● Exercise
Find the string "date" in the records and copy each line where it occurs.

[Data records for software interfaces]
------------------------------
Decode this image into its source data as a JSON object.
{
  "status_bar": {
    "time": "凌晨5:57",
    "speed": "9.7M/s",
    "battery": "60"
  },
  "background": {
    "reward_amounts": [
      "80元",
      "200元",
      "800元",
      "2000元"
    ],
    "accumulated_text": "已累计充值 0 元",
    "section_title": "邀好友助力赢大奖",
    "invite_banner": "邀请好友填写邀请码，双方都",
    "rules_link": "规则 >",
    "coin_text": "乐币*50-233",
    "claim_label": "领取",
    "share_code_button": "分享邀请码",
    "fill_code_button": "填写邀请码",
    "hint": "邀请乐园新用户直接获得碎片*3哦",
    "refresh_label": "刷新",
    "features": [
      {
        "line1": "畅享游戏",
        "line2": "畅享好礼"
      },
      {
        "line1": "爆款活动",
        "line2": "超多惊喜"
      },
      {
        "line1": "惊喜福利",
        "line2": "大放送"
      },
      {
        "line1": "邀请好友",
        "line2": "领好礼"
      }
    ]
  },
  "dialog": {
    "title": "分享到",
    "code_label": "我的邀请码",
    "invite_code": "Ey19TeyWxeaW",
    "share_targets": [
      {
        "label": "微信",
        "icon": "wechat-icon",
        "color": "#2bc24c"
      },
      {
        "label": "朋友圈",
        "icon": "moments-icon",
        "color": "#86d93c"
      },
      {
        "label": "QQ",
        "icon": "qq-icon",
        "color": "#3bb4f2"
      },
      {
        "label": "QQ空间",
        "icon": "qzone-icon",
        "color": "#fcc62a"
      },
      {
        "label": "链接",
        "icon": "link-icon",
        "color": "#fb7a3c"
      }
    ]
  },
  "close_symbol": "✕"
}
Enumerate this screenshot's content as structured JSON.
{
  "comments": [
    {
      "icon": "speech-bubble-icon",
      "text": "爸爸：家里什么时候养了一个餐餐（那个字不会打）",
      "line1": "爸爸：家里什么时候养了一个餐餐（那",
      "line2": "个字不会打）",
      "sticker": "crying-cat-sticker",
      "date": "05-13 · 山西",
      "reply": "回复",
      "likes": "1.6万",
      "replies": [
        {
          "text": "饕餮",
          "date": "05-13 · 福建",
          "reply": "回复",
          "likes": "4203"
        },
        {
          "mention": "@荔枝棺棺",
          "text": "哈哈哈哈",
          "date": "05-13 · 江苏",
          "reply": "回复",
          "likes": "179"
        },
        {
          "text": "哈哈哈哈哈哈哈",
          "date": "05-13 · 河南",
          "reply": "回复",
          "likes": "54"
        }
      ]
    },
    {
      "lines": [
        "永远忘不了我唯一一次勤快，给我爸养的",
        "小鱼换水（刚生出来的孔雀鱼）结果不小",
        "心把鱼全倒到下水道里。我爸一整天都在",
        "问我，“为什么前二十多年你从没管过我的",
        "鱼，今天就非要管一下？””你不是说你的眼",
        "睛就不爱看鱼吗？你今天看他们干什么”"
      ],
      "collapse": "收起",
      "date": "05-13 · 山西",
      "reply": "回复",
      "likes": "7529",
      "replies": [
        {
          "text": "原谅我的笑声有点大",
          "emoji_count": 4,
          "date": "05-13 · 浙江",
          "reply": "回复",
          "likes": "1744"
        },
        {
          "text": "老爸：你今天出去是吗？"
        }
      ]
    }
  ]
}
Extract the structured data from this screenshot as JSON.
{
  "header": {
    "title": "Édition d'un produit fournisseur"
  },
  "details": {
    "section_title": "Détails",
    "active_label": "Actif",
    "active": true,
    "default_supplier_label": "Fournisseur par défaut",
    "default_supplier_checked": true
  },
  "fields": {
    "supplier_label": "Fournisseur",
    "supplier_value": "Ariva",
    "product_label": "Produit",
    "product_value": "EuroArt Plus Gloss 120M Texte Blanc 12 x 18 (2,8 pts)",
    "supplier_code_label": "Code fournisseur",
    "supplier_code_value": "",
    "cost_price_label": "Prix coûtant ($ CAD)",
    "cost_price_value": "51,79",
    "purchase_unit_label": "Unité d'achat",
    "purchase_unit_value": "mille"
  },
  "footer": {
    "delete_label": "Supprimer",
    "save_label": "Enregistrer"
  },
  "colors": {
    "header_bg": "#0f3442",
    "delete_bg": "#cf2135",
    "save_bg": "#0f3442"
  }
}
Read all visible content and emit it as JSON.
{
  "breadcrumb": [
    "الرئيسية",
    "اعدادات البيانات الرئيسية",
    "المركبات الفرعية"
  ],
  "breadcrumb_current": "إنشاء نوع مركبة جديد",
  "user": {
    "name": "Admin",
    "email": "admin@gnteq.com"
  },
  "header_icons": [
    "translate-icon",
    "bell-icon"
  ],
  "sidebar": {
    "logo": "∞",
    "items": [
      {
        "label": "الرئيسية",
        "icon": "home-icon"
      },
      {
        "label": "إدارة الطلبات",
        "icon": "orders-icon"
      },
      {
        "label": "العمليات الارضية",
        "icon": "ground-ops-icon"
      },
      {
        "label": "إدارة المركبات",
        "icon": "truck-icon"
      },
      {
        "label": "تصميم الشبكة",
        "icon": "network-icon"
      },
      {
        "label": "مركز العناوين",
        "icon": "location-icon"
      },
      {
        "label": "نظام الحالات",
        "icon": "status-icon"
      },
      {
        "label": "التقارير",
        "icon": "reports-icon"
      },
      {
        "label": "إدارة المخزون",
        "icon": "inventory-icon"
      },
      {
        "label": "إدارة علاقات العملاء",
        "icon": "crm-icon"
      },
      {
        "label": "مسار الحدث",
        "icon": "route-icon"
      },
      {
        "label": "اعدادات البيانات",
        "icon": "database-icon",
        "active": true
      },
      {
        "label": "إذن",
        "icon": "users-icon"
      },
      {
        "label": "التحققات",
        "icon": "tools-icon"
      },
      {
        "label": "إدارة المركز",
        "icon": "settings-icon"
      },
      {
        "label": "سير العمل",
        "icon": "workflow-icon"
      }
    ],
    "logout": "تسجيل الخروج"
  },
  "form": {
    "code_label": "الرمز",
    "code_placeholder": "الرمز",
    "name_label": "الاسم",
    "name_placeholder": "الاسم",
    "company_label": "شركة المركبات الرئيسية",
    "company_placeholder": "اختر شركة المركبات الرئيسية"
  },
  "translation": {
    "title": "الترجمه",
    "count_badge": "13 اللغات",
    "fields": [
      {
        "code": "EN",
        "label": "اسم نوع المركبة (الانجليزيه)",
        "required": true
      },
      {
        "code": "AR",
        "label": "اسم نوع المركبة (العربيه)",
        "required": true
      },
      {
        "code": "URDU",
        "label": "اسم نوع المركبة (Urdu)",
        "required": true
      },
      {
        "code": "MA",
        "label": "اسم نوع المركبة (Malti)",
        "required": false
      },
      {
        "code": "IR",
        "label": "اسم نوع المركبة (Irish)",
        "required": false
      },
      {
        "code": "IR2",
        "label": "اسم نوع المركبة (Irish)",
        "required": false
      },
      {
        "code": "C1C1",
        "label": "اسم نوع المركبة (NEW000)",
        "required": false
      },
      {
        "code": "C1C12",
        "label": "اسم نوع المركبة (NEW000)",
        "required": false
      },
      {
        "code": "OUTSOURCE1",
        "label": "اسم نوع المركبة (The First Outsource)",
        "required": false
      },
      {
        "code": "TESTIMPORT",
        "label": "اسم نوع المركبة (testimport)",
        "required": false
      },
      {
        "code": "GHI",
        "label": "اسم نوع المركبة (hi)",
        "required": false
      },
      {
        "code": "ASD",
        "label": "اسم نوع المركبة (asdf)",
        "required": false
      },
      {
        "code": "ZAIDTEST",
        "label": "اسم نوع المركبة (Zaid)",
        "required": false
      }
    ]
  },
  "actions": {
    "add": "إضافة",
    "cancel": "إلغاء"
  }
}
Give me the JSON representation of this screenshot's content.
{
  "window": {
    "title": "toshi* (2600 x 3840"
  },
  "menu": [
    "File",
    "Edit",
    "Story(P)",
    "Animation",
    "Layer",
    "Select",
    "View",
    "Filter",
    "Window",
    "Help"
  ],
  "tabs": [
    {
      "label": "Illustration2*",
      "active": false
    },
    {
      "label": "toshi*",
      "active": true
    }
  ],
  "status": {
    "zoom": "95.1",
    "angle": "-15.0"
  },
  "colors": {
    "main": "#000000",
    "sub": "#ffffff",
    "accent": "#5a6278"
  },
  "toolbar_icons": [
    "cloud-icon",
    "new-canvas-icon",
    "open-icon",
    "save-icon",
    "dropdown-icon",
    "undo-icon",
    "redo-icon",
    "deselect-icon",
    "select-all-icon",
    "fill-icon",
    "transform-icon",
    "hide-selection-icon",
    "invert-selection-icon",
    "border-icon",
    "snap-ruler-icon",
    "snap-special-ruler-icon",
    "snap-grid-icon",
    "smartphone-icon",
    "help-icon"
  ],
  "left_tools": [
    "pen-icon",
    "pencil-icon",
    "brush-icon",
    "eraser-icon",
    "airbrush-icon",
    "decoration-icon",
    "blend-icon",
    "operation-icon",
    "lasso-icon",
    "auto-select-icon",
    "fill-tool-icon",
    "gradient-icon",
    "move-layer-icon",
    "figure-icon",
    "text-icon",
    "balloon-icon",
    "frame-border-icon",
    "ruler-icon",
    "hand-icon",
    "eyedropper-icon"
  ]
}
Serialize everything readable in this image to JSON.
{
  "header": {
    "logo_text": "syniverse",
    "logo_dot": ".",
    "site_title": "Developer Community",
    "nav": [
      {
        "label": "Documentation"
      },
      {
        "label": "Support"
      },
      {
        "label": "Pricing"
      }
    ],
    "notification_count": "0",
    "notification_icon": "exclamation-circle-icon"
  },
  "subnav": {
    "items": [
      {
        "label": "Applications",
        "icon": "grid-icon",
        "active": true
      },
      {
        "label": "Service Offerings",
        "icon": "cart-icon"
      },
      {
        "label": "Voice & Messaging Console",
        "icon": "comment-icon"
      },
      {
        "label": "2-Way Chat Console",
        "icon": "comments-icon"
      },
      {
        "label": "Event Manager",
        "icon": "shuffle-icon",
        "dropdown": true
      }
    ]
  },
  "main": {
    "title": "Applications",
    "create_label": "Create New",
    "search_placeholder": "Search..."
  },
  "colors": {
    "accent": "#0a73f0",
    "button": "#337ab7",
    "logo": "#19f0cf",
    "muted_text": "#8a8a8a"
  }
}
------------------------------
● Response
      "date": "05-13 · 山西",
          "date": "05-13 · 福建",
          "date": "05-13 · 江苏",
          "date": "05-13 · 河南",
      "date": "05-13 · 山西",
          "date": "05-13 · 浙江",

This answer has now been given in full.